There is a decent up-front cost, but I'd imagine that the long term cost is much cheaper than paying somebody else to do prototypes for you, considering what I've seen of pricing from people like OSHPark.

EDIT: Actually Voltera says you can't reflow solder boards they print, so the solder paste printing stuff is meant for traditional boards, not things printed by their own machine.
Re: Drawing your own PCB
by on (#156468)
Guspaz wrote:
Depending on the durability, it probably makes sense for small runs too, if the boards aren't too complex. It's one thing to stuff a prototype board yourself (and the Voltera is supposed to be able to print the solder paste right onto the board without the need for a solder stencil and also serve as a reflow oven) but I imagine that would get old real fast if you had to stuff complex boards for anything more than just prototypes. Now if only somebody could make a cheap home pick-and-place machine :P

There is a decent up-front cost, but I'd imagine that the long term cost is much cheaper than paying somebody else to do prototypes for you, considering what I've seen of pricing from people like OSHPark.

EDIT: Actually Voltera says you can't reflow solder boards they print, so the solder paste printing stuff is meant for traditional boards, not things printed by their own machine.

It is interesting but at least for myself, doubt I'll ever buy one.
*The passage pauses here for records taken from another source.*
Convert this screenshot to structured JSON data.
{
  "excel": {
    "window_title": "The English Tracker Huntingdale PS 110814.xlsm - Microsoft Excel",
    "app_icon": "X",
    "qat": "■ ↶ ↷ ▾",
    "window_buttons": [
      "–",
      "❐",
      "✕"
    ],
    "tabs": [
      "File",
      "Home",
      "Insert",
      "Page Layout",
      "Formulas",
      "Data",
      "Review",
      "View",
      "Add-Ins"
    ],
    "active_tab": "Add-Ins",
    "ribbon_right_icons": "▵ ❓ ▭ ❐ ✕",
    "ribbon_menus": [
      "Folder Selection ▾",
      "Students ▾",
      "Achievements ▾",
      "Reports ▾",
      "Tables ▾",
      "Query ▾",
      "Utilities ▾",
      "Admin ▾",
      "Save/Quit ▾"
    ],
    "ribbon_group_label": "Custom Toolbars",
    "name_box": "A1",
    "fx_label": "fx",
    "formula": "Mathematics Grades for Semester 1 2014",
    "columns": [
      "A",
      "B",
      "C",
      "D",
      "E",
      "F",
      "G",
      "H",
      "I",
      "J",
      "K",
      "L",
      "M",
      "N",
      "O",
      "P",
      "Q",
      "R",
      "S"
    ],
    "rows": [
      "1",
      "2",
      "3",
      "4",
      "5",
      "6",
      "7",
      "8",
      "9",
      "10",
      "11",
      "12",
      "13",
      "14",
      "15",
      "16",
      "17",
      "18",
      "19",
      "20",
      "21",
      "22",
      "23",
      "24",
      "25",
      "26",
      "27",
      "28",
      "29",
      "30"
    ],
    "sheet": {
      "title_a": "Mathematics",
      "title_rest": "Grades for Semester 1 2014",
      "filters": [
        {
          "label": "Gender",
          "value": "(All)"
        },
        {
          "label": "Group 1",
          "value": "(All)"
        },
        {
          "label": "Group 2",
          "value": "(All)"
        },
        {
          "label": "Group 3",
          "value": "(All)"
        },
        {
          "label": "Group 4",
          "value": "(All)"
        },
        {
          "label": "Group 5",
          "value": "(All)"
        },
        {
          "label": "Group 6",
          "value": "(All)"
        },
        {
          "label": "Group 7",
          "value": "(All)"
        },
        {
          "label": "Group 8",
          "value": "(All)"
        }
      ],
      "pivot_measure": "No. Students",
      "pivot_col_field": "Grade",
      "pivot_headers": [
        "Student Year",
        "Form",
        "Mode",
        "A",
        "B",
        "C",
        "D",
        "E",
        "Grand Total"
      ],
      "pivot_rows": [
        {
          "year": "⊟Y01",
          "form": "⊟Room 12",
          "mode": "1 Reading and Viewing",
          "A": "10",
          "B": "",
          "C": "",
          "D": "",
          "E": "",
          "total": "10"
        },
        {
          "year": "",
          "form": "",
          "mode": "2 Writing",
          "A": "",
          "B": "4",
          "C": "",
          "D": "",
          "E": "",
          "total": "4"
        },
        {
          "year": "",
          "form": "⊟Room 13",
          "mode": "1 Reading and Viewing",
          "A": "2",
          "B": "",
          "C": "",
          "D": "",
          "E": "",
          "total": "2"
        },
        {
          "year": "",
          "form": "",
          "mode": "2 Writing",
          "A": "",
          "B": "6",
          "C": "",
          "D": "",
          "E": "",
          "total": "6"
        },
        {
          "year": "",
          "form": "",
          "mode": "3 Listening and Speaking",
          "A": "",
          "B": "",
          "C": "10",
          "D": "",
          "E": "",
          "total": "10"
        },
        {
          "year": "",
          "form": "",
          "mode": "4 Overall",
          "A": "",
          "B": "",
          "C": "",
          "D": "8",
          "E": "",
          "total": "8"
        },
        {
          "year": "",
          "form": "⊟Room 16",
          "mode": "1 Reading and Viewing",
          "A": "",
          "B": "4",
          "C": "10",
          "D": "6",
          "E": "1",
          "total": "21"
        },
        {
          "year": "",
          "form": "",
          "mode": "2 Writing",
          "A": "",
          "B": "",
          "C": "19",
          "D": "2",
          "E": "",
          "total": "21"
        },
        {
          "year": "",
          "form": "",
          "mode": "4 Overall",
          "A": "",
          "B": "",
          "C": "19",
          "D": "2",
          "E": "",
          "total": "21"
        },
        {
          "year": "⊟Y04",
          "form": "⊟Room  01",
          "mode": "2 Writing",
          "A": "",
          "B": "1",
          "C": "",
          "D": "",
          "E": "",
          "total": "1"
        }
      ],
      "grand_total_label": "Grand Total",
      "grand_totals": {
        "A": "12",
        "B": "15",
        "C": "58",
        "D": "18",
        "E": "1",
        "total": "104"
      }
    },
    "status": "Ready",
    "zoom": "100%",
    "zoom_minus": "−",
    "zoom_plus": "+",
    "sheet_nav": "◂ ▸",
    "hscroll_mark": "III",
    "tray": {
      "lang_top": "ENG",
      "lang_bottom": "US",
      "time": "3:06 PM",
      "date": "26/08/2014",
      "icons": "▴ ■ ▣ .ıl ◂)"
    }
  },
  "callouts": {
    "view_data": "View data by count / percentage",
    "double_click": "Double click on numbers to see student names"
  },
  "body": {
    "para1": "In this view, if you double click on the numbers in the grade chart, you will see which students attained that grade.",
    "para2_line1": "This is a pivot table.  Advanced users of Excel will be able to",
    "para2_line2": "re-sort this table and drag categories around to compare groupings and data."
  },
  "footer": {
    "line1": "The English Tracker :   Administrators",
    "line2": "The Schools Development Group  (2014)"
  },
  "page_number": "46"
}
Could see commercial and education users as the market.
I've done lots of Toner Transfer boards but really like the OSH Park service and the cost isn't bad at $1.67 per sq Inch for each board. Much cheaper then my time doing a DIY board :) The main downside is waiting on the fab.
Yogi
Re: Drawing your own PCB
by on (#156548)
This device is cute, but anything worth putting on a PCB is probably complicated enough that you would want the schematic-based design of real PCB software and the accuracy of a real PCB fab. If your project wouldn't benefit from that then it probably should have point-to-point wiring for prototyping and such. Something so expensive and relatively resistant will really be stuck as a cutesy gimmick for a project most of the time...
Re: Drawing your own PCB
by on (#156551)
Seems like a spy-gadget sort of thing. Wonder how well it would draw on perfboard, and if there's a good erasure method--if so, it could be a little bit faster than cutting a wire. Could also do for weird jumperlike setups.